For many in and around Buffalo's art community, Tom Holt's reputation has long been tied up with graffiti.
In years long past, Holt, now 31, was a fairly active member of the city's on-again, off-again graffiti scene, spraying his cartoonish characters and tags onto highway on-ramps and other publicly owned structures.
Though he's mostly retired from that scene, you can see Holt's graffiti work right now on the side of 224 Allen St. in a manic, multihued mural he recently completed with help from an Erie, Pa.-based graffiti artist. But it's his paintings and drawings that have been occupying much of Holt's time and energy lately, and many of them are collected in the compact exhibition "Presto!" on view in Studio Hart through Sept. 1.
The show includes a few dozen paintings and drawings along with several of Holt's sketchbooks. Holt's work in this show, illustrative and happily rough around the edges, draws from a stew of influences: comic books, B-movies, video games, pop culture, nature, other graffiti and, lastly if at all, the art world. His finished drawings can include a strange jumble of all these things, and he strives to make each piece a self-contained narrative.
One framed picture, for example, depicts a little green house floating on top of a paper airplane folded in such a way that it could never actually fly. On the opposite side of the fold is a red "X," which Holt explained is meant to represent the place where his girlfriend is moving shortly to go to school. Under the drawing is the simple cursive phrase "far enough."
The piece, like many of Holt's best, is melancholic without being overbearing, beautiful without sacrificing its strangeness, and elevated by a hint of the juvenile or mischievous.
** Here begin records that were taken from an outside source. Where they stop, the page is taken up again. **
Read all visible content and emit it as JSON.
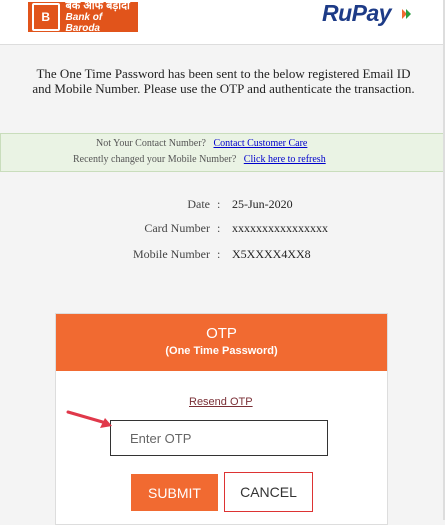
{
  "header": {
    "bank_name_hindi": "बैंक ऑफ बड़ौदा",
    "bank_name": "Bank of Baroda",
    "rupay_logo": "RuPay",
    "rupay_accent_color": "#f16a31"
  },
  "message": "The One Time Password has been sent to the below registered Email ID and Mobile Number. Please use the OTP and authenticate the transaction.",
  "notice": {
    "contact_prompt": "Not Your Contact Number?",
    "contact_link": "Contact Customer Care",
    "mobile_prompt": "Recently changed your Mobile Number?",
    "refresh_link": "Click here to refresh"
  },
  "details": {
    "date_label": "Date",
    "date_value": "25-Jun-2020",
    "card_label": "Card Number",
    "card_value": "xxxxxxxxxxxxxxxx",
    "mobile_label": "Mobile Number",
    "mobile_value": "X5XXXX4XX8",
    "separator": ":"
  },
  "otp": {
    "title": "OTP",
    "subtitle": "(One Time Password)",
    "resend_label": "Resend OTP",
    "input_placeholder": "Enter OTP",
    "submit_label": "SUBMIT",
    "cancel_label": "CANCEL",
    "brand_color": "#f16a31",
    "arrow_color": "#e0384a"
  }
}
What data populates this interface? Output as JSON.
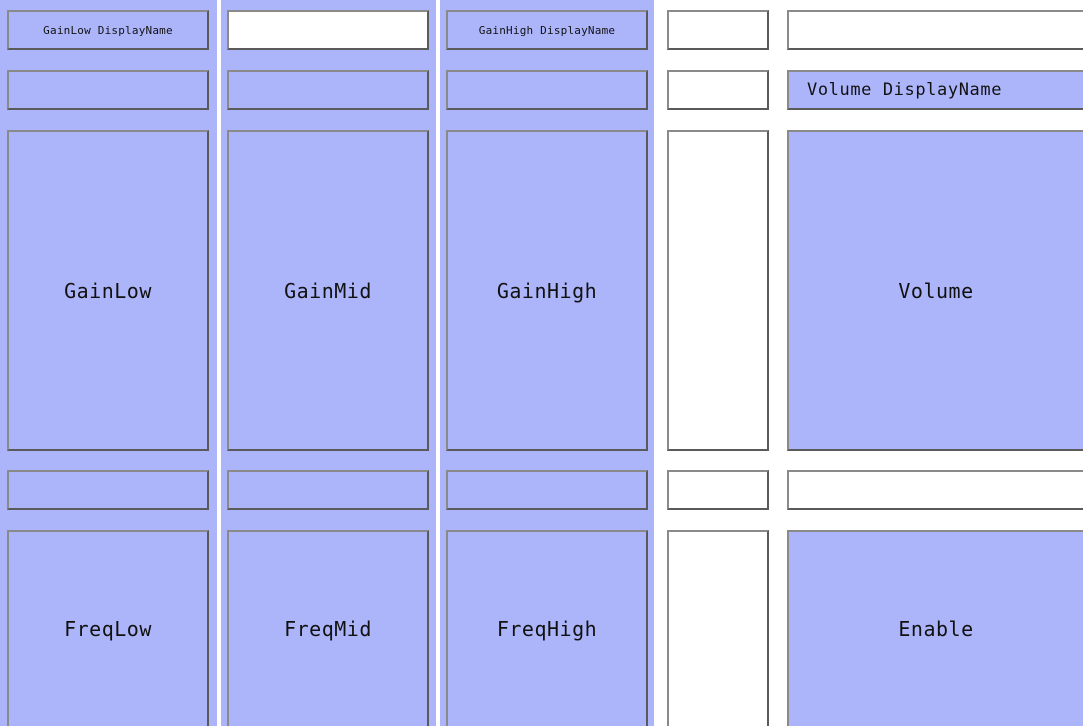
{
  "panel": {
    "gain_low_display_name": "GainLow DisplayName",
    "gain_high_display_name": "GainHigh DisplayName",
    "volume_display_name": "Volume DisplayName",
    "knobs": {
      "gain_low": "GainLow",
      "gain_mid": "GainMid",
      "gain_high": "GainHigh",
      "volume": "Volume",
      "freq_low": "FreqLow",
      "freq_mid": "FreqMid",
      "freq_high": "FreqHigh",
      "enable": "Enable"
    }
  },
  "colors": {
    "control_fill": "#adb5fa",
    "empty_fill": "#ffffff",
    "border": "#7c7c7c"
  }
}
Holt's drawings can also be violent and grotesque when he wants them to be, such as one self-portrait in his sketchbook that shows the artist, spray-paint can in hand, being attacked by a bloodthirsty, three-headed beast attached to his back.
The best drawings are usually the simplest ones. A sketch of two boats sitting side by side and captioned "reduce, reuse, recycle," is one, as is a piece with the words "and then, for no particular reason, everything went back to normal" written in grade-school cursive then partially erased and rewritten.
Holt's migration to drawing as his happy medium, he said, was prompted by a college painting professor who disabused him of his youthful notion that painting had to be the goal of a serious artist. Since then, he's been marking down his daily thoughts and preoccupations in sketchbooks, which contain warm-ups and fragments along with fully realized drawings.
Those sketchbooks really serve as the meat of the exhibition. They're a compendium of Holt's preoccupations, his dreams and nightmares and some personal details of his life that many artists would be loath to reveal to the public.
But Holt has no compunction in baring his soul to gallerygoers largely unedited, an act of bravery but also of uncertainty: If I show them everything, they've gotta like something. And that approach pans out, because there's an awful lot here to like.
Looking at the entire body of work Holt presents in this show, you can see a fascinating iconography emerging. He is fond of certain symbols -- the egg, the skull, the uninhabited boat -- which he's developed in the sketchbooks and inserted into his later work. Each leitmotif stands for something simple. The egg represents comfort and safety, the empty boat is an individual body apt to drift away and the skull is a stand-in for mortality.
In his best work, Holt employs these symbols subtly and poetically. Other attempts miss the mark. But in sum, this exhibition provides a fascinating glimpse into the work and working process of one of this region's most imaginative artists.
"Presto! Recent Work by Tom Holt" †††
WHEN: Through Sept. 1 †††
WHERE: Studio Hart, 65 Allen St. †††
ADMISSION: Free †††INFO: 536-8337 or www.studiohart.com †††